The social relationships necessitated and maintained by the advent of agriculture have been a central component of structuring human society for over 10,000 years. Seriously considered, the concept of the End of the Age of Agriculture is highly consequential and requires a deeply thoughtful and thorough re-examination of the essential assumptions of our institutions and their evolutionary direction.
A philosophy based on our evidentiary knowledge of evolution and our consequential place in nature can provide a basis for the development of the order of consciousness necessary to overcome the virulent metaphorical forms of tribalism such as racism, nationalism and religion. Overcoming this socially atavistic, dangerous reliance is exigent given the advent of nuclear weapons.
Modern humans have evidently demonstrated a deep historical sense of awe manifested in perception of the sublime and the sacred.
Tribalism, metaphorically transformed and self-inflated by myths of monopolized divine favour, thrived through the Age of Agriculture by prescriptive narrative. Prescriptive narrative, so used, perpetuated the rule and continuous reward system of the warrior class. In spite of the Enlightenment in the West, this system remained extant through the terrible resurgence in the 20th century until it was finally and abruptly ended among technologically advanced nations by the deterrence of nuclear war.
Art provides a means to experience the sacred beyond prescriptive narrative.
Prescriptive narrative will continue to yield ethical as well as analogical solutions for specifically identified localized systems.
However, a new philosophy for the end of the age of agriculture cannot overcome tribalism if it attempts to become universal prescriptive narrative.
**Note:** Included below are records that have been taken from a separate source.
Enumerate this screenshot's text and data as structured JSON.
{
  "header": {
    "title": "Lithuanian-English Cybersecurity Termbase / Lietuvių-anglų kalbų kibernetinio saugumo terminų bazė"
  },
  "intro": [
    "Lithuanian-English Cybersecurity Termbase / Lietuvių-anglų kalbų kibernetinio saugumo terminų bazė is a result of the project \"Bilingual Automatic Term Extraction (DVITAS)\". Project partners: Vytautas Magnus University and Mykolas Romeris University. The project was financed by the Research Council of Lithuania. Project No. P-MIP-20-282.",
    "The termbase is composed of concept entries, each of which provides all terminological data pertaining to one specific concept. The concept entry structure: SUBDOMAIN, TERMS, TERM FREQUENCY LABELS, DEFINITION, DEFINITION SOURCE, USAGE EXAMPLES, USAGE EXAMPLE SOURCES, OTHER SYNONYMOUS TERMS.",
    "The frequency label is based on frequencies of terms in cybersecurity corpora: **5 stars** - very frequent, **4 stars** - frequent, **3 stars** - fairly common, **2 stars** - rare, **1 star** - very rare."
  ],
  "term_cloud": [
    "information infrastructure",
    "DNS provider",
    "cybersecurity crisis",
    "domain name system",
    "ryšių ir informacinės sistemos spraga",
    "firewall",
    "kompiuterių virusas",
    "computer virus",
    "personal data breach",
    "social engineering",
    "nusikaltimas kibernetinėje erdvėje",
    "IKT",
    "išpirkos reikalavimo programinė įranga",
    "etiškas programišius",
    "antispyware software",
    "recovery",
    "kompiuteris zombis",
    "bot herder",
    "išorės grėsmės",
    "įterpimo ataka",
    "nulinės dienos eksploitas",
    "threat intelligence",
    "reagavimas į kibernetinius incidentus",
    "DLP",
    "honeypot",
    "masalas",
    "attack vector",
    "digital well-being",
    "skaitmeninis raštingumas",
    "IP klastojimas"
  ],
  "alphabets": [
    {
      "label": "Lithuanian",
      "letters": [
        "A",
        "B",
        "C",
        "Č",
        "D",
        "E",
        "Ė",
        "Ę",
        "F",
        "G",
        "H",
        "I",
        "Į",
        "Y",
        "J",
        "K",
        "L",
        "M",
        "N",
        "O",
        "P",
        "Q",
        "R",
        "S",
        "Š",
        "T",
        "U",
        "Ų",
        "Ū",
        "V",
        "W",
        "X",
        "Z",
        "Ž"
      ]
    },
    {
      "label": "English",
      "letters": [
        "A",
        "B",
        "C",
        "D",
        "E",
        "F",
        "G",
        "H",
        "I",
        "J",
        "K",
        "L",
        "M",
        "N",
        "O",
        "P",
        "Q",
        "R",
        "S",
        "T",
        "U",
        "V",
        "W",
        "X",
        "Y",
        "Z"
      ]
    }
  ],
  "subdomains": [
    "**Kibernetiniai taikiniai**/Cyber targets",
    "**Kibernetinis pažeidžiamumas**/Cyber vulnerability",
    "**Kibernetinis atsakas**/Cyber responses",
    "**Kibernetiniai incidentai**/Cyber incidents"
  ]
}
Judgments made with the weight of individual conscience encourage the evolution of consciousness and reduce our divisive, atavistic dependence on mythological origins. We have learned in our recent history that there are times when individual conscience must overwhelm group moral certainty.